**Records shown:**

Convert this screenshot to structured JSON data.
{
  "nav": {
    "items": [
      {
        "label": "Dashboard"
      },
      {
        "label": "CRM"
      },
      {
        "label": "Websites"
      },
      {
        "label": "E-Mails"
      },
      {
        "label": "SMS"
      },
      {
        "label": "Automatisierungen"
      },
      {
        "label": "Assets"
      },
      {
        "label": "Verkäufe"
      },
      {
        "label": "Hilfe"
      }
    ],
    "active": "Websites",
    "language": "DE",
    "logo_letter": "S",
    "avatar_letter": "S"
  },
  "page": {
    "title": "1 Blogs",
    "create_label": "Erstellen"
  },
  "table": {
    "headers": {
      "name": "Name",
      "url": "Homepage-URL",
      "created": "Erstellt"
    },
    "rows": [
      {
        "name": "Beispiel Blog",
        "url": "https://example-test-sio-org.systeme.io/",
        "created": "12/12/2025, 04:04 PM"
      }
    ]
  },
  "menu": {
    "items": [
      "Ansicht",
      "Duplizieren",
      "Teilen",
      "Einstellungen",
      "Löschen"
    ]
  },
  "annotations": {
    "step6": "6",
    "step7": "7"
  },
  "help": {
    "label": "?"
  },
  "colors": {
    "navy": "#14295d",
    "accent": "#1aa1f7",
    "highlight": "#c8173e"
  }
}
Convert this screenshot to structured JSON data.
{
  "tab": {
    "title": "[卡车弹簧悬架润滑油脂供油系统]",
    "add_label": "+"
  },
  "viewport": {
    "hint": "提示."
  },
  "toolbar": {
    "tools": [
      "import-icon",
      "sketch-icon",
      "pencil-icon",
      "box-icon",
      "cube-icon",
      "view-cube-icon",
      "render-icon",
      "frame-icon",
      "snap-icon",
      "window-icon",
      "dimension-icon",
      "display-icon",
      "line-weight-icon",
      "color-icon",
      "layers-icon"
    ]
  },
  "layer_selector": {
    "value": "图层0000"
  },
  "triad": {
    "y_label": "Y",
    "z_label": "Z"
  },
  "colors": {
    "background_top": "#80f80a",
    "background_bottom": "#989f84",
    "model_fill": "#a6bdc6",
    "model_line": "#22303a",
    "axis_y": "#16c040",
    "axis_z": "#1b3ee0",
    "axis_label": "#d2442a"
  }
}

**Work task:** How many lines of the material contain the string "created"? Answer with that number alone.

**Exercise solution:** 2